- AVAILABLE DATA -
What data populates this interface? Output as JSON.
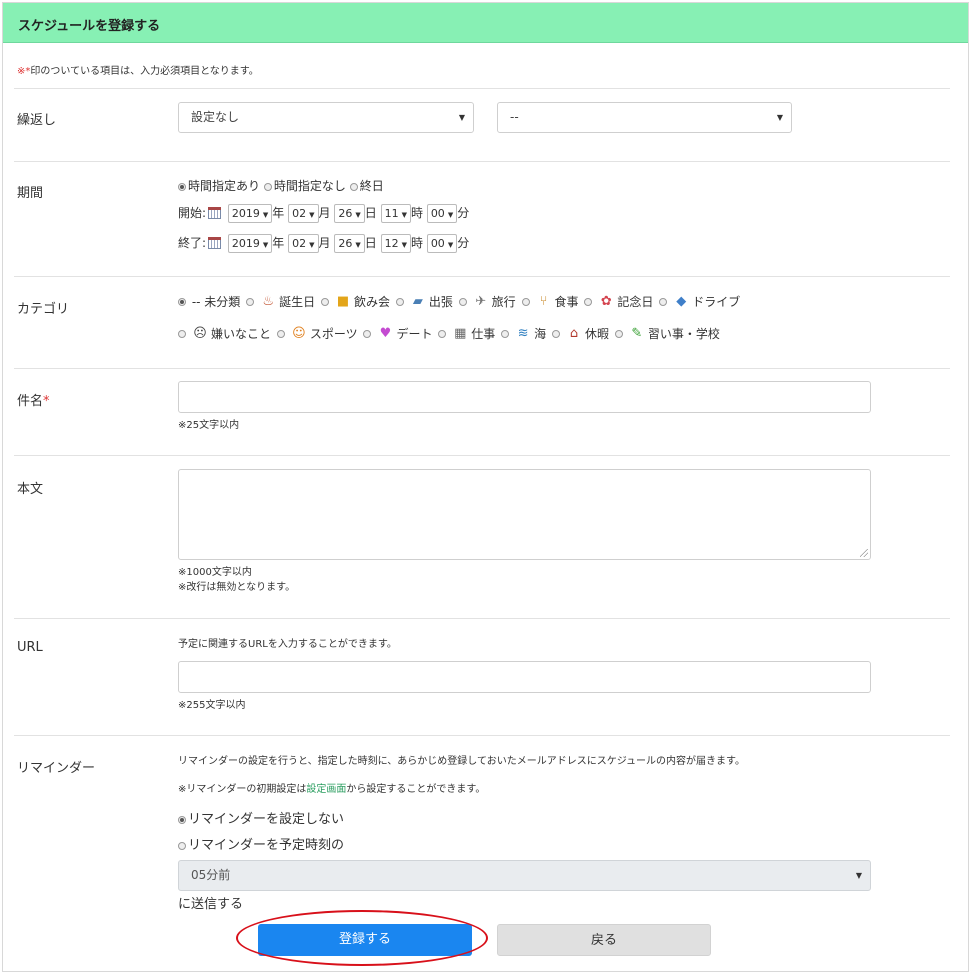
{
  "header": {
    "title": "スケジュールを登録する"
  },
  "note": {
    "mark": "※*",
    "text": "印のついている項目は、入力必須項目となります。"
  },
  "repeat": {
    "label": "繰返し",
    "select1": "設定なし",
    "select2": "--"
  },
  "period": {
    "label": "期間",
    "options": [
      "時間指定あり",
      "時間指定なし",
      "終日"
    ],
    "start_label": "開始:",
    "end_label": "終了:",
    "start": {
      "year": "2019",
      "month": "02",
      "day": "26",
      "hour": "11",
      "minute": "00"
    },
    "end": {
      "year": "2019",
      "month": "02",
      "day": "26",
      "hour": "12",
      "minute": "00"
    },
    "units": {
      "year": "年",
      "month": "月",
      "day": "日",
      "hour": "時",
      "minute": "分"
    }
  },
  "category": {
    "label": "カテゴリ",
    "row1": [
      "-- 未分類",
      "誕生日",
      "飲み会",
      "出張",
      "旅行",
      "食事",
      "記念日",
      "ドライブ"
    ],
    "row2": [
      "嫌いなこと",
      "スポーツ",
      "デート",
      "仕事",
      "海",
      "休暇",
      "習い事・学校"
    ],
    "icons_row2": [
      "skull-icon",
      "runner-icon",
      "heart-icon",
      "building-icon",
      "wave-icon",
      "house-icon",
      "pencil-icon"
    ]
  },
  "subject": {
    "label": "件名",
    "required": "*",
    "hint": "※25文字以内"
  },
  "body": {
    "label": "本文",
    "hint1": "※1000文字以内",
    "hint2": "※改行は無効となります。"
  },
  "url": {
    "label": "URL",
    "desc": "予定に関連するURLを入力することができます。",
    "hint": "※255文字以内"
  },
  "reminder": {
    "label": "リマインダー",
    "desc": "リマインダーの設定を行うと、指定した時刻に、あらかじめ登録しておいたメールアドレスにスケジュールの内容が届きます。",
    "note_before": "※リマインダーの初期設定は",
    "note_link": "設定画面",
    "note_after": "から設定することができます。",
    "opt_off": "リマインダーを設定しない",
    "opt_on": "リマインダーを予定時刻の",
    "select": "05分前",
    "suffix": "に送信する"
  },
  "buttons": {
    "submit": "登録する",
    "back": "戻る"
  },
  "colors": {
    "header_bg": "#87f0b4",
    "primary": "#1a86f0",
    "highlight_oval": "#d8101a"
  }
}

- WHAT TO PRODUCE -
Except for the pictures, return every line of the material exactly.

- TASK ANSWER -
What data populates this interface? Output as JSON.
{
  "header": {
    "title": "スケジュールを登録する"
  },
  "note": {
    "mark": "※*",
    "text": "印のついている項目は、入力必須項目となります。"
  },
  "repeat": {
    "label": "繰返し",
    "select1": "設定なし",
    "select2": "--"
  },
  "period": {
    "label": "期間",
    "options": [
      "時間指定あり",
      "時間指定なし",
      "終日"
    ],
    "start_label": "開始:",
    "end_label": "終了:",
    "start": {
      "year": "2019",
      "month": "02",
      "day": "26",
      "hour": "11",
      "minute": "00"
    },
    "end": {
      "year": "2019",
      "month": "02",
      "day": "26",
      "hour": "12",
      "minute": "00"
    },
    "units": {
      "year": "年",
      "month": "月",
      "day": "日",
      "hour": "時",
      "minute": "分"
    }
  },
  "category": {
    "label": "カテゴリ",
    "row1": [
      "-- 未分類",
      "誕生日",
      "飲み会",
      "出張",
      "旅行",
      "食事",
      "記念日",
      "ドライブ"
    ],
    "row2": [
      "嫌いなこと",
      "スポーツ",
      "デート",
      "仕事",
      "海",
      "休暇",
      "習い事・学校"
    ],
    "icons_row2": [
      "skull-icon",
      "runner-icon",
      "heart-icon",
      "building-icon",
      "wave-icon",
      "house-icon",
      "pencil-icon"
    ]
  },
  "subject": {
    "label": "件名",
    "required": "*",
    "hint": "※25文字以内"
  },
  "body": {
    "label": "本文",
    "hint1": "※1000文字以内",
    "hint2": "※改行は無効となります。"
  },
  "url": {
    "label": "URL",
    "desc": "予定に関連するURLを入力することができます。",
    "hint": "※255文字以内"
  },
  "reminder": {
    "label": "リマインダー",
    "desc": "リマインダーの設定を行うと、指定した時刻に、あらかじめ登録しておいたメールアドレスにスケジュールの内容が届きます。",
    "note_before": "※リマインダーの初期設定は",
    "note_link": "設定画面",
    "note_after": "から設定することができます。",
    "opt_off": "リマインダーを設定しない",
    "opt_on": "リマインダーを予定時刻の",
    "select": "05分前",
    "suffix": "に送信する"
  },
  "buttons": {
    "submit": "登録する",
    "back": "戻る"
  },
  "colors": {
    "header_bg": "#87f0b4",
    "primary": "#1a86f0",
    "highlight_oval": "#d8101a"
  }
}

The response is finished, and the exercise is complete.